NOTE: It is often incorrectly assumed that if steel conduit or EMT penetrates a fire-resistance-rated assembly, these products also must be “fire-resistance-rated.” Steel conduit and EMT are non-combustible and do not require a “fire-resistance-rating.” The codes require that the annular space around the steel conduit be properly filled so that the fire-resistance-rating of the assembly is maintained.
Most building codes permit openings around steel RMC, IMC and EMT that are penetrating concrete or masonry to be filled with cement, mortar or grout. However, since local codes sometimes vary, the local requirements should be checked prior to installation. Also, project specifications often describe exactly how these openings are to be filled, even though the codes might permit other methods. Firestop systems listed for use with steel conduit / EMT are permitted to fill the space surrounding the conduit or tubing.
In all cases, the raceway installer shall use materials which ensure that fire-resistance ratings of the penetrated assembly are not degraded by the installation of a raceway system.
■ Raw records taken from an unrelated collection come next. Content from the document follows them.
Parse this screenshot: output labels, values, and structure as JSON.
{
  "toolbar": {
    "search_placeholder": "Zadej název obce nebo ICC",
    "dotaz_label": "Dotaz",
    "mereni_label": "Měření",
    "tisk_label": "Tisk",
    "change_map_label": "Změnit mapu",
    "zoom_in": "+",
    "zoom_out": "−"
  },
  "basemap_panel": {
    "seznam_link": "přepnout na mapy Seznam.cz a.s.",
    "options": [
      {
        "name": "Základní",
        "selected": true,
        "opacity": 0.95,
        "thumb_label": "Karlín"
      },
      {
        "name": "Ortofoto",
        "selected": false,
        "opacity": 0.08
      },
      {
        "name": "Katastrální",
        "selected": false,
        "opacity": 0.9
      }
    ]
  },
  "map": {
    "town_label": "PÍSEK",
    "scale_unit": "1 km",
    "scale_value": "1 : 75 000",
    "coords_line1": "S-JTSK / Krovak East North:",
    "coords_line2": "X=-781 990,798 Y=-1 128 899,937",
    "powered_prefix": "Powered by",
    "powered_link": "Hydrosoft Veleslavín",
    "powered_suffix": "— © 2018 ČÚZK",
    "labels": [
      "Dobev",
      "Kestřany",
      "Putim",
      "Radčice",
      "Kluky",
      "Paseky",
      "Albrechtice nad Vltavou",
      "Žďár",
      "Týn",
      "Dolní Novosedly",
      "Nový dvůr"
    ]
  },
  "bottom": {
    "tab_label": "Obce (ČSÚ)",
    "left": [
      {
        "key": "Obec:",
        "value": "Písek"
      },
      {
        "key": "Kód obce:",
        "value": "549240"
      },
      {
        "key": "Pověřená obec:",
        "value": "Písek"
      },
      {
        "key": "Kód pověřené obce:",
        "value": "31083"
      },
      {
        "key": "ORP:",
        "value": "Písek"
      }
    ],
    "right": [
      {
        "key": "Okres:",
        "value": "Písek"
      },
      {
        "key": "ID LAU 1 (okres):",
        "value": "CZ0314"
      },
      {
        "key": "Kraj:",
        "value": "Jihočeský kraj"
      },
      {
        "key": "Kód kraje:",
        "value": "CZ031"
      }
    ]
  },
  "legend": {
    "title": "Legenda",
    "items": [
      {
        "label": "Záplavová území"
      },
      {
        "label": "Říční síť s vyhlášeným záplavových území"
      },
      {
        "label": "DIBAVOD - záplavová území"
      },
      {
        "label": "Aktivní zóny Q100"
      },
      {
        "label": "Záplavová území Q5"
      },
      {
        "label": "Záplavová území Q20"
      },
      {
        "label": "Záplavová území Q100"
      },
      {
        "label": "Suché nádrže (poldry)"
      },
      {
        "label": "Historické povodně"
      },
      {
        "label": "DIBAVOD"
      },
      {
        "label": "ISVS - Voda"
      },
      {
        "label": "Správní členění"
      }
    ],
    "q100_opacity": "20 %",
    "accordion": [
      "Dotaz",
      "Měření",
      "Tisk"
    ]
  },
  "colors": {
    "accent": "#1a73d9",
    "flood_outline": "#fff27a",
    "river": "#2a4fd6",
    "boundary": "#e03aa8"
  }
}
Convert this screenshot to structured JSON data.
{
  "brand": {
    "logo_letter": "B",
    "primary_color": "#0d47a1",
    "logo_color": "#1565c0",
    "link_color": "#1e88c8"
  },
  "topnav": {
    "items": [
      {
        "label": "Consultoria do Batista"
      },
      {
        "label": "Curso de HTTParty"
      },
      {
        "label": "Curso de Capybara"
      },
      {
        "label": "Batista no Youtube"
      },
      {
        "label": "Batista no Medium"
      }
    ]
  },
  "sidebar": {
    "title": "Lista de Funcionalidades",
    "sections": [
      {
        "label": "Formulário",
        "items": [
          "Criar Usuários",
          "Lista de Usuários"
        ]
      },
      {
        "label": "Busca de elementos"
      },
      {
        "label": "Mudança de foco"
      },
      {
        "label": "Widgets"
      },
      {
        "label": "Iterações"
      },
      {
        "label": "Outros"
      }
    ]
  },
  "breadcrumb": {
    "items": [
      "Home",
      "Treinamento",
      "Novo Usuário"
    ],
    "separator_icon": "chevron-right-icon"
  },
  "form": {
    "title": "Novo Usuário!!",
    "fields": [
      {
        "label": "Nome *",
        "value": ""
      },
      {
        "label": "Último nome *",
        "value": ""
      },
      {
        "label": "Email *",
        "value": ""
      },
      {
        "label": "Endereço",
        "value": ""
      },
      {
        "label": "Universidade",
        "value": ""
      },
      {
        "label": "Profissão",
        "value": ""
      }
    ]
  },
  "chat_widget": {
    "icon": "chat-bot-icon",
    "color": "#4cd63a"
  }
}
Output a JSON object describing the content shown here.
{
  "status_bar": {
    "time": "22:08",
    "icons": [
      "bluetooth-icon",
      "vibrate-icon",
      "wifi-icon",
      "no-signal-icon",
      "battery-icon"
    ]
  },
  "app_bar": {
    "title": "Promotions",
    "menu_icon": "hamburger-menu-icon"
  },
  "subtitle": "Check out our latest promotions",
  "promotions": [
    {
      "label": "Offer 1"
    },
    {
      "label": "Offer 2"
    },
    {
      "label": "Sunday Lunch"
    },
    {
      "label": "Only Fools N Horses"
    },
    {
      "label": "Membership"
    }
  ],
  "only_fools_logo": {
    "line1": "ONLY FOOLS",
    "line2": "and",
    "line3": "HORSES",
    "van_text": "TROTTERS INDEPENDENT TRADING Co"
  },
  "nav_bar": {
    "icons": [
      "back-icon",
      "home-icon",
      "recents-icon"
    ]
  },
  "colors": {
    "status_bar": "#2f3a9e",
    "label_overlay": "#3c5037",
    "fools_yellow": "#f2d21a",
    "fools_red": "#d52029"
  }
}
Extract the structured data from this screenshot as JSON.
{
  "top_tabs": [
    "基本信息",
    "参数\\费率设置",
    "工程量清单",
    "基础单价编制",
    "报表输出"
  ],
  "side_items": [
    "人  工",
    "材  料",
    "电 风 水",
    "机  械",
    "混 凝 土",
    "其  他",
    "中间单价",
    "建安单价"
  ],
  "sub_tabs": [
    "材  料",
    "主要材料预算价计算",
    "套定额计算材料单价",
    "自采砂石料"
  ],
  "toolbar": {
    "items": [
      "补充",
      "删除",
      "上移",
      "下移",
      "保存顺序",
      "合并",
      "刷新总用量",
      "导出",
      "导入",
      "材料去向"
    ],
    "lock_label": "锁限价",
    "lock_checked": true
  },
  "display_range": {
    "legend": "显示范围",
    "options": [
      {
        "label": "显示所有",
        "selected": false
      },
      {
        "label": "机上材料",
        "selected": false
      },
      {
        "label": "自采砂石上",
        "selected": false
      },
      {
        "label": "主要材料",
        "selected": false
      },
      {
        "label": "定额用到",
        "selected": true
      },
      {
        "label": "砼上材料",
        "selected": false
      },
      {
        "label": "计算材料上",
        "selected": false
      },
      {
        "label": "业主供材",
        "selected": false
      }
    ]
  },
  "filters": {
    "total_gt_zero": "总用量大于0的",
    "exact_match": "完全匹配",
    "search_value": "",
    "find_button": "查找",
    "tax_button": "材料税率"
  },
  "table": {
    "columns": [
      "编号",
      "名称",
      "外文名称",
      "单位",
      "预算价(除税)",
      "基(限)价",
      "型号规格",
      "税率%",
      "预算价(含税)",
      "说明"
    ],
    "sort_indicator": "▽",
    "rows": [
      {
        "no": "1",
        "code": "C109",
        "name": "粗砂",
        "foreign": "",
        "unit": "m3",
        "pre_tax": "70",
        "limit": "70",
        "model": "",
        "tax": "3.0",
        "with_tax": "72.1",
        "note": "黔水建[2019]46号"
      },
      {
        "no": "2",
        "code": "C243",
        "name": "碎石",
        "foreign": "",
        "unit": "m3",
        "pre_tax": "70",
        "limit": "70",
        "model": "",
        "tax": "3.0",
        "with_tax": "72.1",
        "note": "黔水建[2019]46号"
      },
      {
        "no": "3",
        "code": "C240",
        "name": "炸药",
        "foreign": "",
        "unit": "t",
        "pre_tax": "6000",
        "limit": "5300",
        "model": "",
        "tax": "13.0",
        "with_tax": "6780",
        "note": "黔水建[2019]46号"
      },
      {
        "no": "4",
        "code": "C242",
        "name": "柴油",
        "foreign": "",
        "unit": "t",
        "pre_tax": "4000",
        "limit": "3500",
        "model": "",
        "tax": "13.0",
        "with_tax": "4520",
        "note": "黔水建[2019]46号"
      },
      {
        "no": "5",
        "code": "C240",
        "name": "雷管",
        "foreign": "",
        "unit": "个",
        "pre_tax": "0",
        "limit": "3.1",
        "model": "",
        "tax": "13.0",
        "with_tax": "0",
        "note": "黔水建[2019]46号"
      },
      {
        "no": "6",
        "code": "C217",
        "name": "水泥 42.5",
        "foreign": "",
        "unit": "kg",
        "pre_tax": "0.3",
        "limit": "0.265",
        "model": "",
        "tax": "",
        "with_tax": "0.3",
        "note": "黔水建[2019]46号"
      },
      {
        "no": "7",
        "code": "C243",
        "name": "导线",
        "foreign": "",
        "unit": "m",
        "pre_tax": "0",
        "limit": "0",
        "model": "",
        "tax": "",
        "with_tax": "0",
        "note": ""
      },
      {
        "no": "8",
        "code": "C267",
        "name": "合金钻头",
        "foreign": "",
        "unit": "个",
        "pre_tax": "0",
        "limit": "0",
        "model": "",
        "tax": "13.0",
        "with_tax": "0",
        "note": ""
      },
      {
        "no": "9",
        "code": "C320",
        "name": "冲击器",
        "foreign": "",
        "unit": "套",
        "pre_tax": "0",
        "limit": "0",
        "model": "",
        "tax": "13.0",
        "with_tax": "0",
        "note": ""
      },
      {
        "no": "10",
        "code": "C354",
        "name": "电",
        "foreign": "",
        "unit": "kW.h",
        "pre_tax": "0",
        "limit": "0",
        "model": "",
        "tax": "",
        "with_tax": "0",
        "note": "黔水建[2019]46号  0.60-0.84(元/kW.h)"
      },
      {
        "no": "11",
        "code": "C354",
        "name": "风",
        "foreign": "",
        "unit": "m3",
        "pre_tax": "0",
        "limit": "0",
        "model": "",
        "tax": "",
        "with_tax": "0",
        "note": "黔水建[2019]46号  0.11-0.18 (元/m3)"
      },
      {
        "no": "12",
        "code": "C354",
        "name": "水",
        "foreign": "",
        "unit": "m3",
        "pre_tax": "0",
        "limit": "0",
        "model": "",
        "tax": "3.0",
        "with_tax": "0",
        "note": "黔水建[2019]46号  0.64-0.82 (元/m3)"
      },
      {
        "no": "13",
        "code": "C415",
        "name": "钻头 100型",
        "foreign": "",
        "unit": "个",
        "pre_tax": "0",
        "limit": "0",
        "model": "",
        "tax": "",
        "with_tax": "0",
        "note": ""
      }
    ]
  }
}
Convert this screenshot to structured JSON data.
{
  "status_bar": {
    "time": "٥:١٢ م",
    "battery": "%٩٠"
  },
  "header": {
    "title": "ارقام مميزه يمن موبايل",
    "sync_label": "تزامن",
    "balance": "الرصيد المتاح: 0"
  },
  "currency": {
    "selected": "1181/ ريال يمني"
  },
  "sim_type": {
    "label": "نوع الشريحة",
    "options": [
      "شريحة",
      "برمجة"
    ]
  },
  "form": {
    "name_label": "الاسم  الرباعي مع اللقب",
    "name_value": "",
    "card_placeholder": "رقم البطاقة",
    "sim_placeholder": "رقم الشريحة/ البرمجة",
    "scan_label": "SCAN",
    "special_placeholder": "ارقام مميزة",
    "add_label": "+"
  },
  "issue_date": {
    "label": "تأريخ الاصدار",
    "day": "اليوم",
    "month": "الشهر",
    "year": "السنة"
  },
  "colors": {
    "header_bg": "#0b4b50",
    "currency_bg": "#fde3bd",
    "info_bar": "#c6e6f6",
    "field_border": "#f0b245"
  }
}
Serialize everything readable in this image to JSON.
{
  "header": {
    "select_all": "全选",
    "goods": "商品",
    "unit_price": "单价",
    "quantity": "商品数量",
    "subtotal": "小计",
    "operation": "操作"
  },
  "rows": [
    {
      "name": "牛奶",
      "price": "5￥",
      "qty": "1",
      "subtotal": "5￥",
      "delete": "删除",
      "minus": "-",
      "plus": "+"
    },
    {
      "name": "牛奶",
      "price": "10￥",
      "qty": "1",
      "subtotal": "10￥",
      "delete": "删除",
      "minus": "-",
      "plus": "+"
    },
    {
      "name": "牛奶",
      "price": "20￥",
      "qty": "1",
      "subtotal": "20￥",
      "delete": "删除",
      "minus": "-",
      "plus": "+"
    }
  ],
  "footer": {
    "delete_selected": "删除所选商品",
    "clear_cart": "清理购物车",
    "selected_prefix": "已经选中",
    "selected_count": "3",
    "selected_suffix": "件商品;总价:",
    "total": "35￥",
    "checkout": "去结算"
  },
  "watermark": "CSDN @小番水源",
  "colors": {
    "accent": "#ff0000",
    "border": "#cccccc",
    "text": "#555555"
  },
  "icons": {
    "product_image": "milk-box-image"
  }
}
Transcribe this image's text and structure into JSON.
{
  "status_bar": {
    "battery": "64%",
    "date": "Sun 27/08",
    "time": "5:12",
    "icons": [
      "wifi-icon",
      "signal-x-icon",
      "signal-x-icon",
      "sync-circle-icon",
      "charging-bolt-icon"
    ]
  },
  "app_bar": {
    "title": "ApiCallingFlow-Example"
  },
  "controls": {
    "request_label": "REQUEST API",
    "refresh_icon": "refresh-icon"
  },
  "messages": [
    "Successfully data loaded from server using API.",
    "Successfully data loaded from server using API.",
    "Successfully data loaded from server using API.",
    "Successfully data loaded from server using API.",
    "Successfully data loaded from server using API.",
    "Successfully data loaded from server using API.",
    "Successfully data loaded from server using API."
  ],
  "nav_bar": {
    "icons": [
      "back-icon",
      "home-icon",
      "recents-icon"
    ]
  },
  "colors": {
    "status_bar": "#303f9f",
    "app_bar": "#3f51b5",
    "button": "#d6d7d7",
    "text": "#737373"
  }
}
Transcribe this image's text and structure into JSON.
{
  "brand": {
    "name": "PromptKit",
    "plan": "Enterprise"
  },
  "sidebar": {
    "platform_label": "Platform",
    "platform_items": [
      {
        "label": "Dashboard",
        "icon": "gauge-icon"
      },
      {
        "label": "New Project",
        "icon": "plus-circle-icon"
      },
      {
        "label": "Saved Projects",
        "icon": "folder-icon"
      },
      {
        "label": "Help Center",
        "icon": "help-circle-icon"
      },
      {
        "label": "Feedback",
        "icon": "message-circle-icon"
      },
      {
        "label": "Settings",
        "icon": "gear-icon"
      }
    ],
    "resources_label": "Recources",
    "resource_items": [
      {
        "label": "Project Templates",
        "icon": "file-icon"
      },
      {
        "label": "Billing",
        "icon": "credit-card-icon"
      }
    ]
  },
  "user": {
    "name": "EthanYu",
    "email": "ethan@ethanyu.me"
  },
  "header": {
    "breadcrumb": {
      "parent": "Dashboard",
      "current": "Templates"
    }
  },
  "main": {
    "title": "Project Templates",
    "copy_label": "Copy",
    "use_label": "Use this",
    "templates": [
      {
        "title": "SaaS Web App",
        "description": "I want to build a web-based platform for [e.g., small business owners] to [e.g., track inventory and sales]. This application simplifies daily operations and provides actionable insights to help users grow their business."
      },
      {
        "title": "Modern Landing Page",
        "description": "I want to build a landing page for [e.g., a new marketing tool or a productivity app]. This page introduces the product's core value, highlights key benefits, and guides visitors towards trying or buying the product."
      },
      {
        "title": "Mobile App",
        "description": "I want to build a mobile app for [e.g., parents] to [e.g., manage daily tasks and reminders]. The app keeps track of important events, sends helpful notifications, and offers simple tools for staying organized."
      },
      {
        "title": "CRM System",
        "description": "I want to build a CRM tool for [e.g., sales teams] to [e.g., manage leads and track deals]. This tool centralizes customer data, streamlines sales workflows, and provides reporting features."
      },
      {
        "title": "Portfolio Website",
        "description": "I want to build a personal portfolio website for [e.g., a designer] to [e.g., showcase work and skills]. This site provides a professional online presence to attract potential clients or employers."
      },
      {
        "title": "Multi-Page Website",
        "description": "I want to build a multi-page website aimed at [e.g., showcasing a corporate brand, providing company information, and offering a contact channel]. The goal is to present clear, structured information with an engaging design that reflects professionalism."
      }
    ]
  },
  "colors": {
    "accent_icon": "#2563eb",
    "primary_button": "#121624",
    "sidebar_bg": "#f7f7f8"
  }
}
Penetration of non-fire-rated assemblies
In non-fire-rated assemblies, when non-combustible penetrating items such as steel conduit and EMT connect not more than three stories, the space around the penetration must be filled with an approved non-combustible material to resist the passage of flames and products of combustion. This is called fireblocking.
If the penetrant connects not more than two stories, the annular space filler does not have to be noncombustible, but it must be an approved material that resists the passage of flames and the products of combustion.
Thermal protection of steel raceways
The NEC and local or state code requirements for fire protection of emergency systems and fire-pump circuits shall be reviewed prior to installing these circuits. Local codes sometimes vary from the NEC. Steel raceways withstand fire; however, ordinary conductor insulation melts when exposed to elevated temperatures, and a short circuit can be created. This is the reason for special protection of emergency and fire-pump circuits.
Methods of thermal protection include putting the conduit / tubing in a fire-rated enclosure such as a chase (horizontal or vertical), embedding in concrete, using a listed wrap system for protection from fire or using circuit integrity cables within conduit as part of a listed Electrical Circuit Protective System. (See UL Fire Resistance Directories (Category FHIT)).
NOTE: Fire wraps can affect the temperature of the conductors, and the need for ampacity derating must be determined. It is also important to determine that the support system is protected and will withstand the fire exposure.
The NEC does not require these thermal protection methods for emergency systems where conduit is installed in a fully sprinklered building. Local codes shall be consulted, and the requirements of the applicable code and / or project specification must be followed.